This may be a sign that you do not have enough pancreatic enzymes. You may need to start enzyme replacement therapy or adjust your dose.



Insulin is a hormone that controls the amount of sugar in the blood. Diabetes, or high blood sugar levels, can occur if your pancreas is not making enough insulin.

This is why some people develop diabetes shortly before pancreatic cancer is diagnosed (when the cancer is affecting how much insulin the pancreas can make) or soon after surgery (when some or all of the pancreas has been removed).

The way diabetes is managed varies from person to person but often includes both dietary changes and insulin injections. Sometimes medicines are given as tablets that you swallow.

Your GP can help you manage the condition, but you will usually be referred to an endocrinologist, a specialist in hormone disorders.

You may also be referred to a dietitian for help with your diet and to a diabetes specialist nurse, who can help to coordinate your care and provide support.

Coping with diabetes

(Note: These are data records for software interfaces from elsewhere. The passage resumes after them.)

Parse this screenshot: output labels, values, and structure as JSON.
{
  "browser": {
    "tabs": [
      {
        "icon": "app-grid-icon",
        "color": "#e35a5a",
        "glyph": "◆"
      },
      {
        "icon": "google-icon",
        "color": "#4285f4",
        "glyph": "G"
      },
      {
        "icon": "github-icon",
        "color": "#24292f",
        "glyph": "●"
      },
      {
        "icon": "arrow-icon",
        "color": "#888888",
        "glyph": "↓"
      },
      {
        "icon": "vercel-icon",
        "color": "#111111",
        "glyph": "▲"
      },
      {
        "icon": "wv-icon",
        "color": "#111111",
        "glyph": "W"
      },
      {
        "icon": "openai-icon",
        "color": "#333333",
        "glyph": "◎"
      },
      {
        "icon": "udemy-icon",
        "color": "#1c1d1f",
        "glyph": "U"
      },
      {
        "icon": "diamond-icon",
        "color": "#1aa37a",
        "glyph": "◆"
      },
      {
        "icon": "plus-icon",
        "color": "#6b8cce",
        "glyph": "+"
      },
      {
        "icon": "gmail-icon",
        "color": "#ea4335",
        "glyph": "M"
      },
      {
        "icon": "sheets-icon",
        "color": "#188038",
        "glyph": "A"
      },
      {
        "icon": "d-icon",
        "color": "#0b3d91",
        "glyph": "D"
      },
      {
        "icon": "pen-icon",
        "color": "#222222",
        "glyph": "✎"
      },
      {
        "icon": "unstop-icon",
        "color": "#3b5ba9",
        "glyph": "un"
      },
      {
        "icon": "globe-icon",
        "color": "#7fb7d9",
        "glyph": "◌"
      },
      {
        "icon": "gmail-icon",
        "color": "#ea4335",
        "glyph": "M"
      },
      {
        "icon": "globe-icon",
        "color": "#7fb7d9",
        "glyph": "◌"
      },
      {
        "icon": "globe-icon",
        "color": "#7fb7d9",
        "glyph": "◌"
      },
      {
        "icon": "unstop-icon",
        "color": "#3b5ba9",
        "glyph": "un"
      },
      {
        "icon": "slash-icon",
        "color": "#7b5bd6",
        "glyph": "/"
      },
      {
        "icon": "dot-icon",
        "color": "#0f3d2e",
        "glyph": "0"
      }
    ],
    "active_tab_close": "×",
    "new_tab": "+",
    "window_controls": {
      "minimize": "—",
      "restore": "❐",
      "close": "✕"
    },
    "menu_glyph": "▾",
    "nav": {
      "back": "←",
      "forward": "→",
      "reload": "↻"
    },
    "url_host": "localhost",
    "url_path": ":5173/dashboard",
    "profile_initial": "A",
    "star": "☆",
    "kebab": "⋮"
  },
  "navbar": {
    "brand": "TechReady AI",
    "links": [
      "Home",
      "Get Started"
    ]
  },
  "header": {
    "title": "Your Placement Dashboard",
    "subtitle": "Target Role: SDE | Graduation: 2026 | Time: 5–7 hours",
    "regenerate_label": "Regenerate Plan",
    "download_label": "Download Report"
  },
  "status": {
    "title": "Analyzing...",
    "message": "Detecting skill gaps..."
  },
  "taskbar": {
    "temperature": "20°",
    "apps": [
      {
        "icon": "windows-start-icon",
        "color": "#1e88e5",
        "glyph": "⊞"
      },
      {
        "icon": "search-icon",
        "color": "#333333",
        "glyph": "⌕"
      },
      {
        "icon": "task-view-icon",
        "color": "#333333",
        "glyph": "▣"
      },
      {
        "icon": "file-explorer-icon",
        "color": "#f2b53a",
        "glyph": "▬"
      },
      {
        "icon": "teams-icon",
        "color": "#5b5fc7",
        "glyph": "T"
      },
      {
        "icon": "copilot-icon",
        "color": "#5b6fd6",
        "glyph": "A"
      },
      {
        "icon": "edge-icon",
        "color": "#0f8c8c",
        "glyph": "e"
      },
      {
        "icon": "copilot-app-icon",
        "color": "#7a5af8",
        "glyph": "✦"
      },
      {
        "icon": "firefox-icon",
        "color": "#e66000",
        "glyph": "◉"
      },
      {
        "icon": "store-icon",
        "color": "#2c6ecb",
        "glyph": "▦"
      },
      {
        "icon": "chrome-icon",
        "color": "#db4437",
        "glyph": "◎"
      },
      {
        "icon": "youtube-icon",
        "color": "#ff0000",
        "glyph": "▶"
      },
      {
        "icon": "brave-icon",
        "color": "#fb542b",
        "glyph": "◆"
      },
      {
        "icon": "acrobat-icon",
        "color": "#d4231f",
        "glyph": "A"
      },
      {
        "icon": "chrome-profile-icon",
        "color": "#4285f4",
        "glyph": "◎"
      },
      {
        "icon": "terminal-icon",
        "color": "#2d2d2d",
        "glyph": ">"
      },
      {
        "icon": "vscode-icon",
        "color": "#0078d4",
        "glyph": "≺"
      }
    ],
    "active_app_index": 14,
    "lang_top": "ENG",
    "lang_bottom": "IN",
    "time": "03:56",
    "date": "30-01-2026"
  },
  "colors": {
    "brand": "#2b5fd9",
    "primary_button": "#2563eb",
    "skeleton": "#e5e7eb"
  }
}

  • Eat small meals and snacks regularly to help control blood sugar levels.
  • Talk to your endocrinologist or GP about medicines to help control the diabetes.
  • If you are taking diabetes medicine, include high-fibre carbohydrate foods at every meal to avoid low blood sugar levels. Wholegrain breads and cereals, vegetables and fruit are all suitable foods.
  • Talk to your doctors and dietitian for more information about diabetes.
  • Get in touch with the National Diabetes Services Scheme. They can provide advice on managing diabetes.

Understanding Pancreatic Cancer

Download our Understanding Pancreatic Cancer booklet to learn more

Download now  Order for free

Talking bubbles icon

Questions about cancer?

Call or email our experienced cancer nurses for information and support.

Contact a cancer nurse